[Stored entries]

--------------------

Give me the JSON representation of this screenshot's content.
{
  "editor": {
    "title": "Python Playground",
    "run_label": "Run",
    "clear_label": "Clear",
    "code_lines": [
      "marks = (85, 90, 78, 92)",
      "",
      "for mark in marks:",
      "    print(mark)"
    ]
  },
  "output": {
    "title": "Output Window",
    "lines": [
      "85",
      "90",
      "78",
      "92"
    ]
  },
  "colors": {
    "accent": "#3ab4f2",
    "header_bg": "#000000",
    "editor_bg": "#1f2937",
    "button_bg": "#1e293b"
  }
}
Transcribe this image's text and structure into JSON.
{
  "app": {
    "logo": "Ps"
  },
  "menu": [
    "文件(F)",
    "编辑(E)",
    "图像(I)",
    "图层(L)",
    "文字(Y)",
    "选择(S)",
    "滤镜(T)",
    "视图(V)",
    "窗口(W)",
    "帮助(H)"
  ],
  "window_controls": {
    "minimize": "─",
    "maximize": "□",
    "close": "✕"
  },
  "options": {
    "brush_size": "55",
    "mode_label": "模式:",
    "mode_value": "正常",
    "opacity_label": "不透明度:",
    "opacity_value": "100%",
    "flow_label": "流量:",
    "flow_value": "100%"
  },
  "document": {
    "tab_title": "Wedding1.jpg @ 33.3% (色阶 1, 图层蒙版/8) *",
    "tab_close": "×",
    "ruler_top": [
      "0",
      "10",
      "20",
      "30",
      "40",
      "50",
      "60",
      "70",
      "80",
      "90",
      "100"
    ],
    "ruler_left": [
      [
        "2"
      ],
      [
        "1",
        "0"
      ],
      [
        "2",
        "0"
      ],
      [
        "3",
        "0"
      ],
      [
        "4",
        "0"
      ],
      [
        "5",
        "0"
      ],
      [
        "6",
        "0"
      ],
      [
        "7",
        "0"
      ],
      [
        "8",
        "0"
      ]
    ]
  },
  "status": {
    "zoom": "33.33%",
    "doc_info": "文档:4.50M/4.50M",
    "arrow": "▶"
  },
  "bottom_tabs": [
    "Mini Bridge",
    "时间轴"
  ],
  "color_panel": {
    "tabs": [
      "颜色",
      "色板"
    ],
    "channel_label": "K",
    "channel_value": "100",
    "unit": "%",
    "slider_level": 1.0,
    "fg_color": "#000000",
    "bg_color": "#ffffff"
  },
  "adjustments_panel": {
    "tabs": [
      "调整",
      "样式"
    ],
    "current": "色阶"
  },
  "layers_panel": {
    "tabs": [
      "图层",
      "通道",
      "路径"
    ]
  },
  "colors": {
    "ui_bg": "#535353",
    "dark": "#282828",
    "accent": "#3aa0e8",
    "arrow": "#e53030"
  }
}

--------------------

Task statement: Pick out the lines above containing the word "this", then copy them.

Completed exercise:
Give me the JSON representation of this screenshot's content.
Transcribe this image's text and structure into JSON.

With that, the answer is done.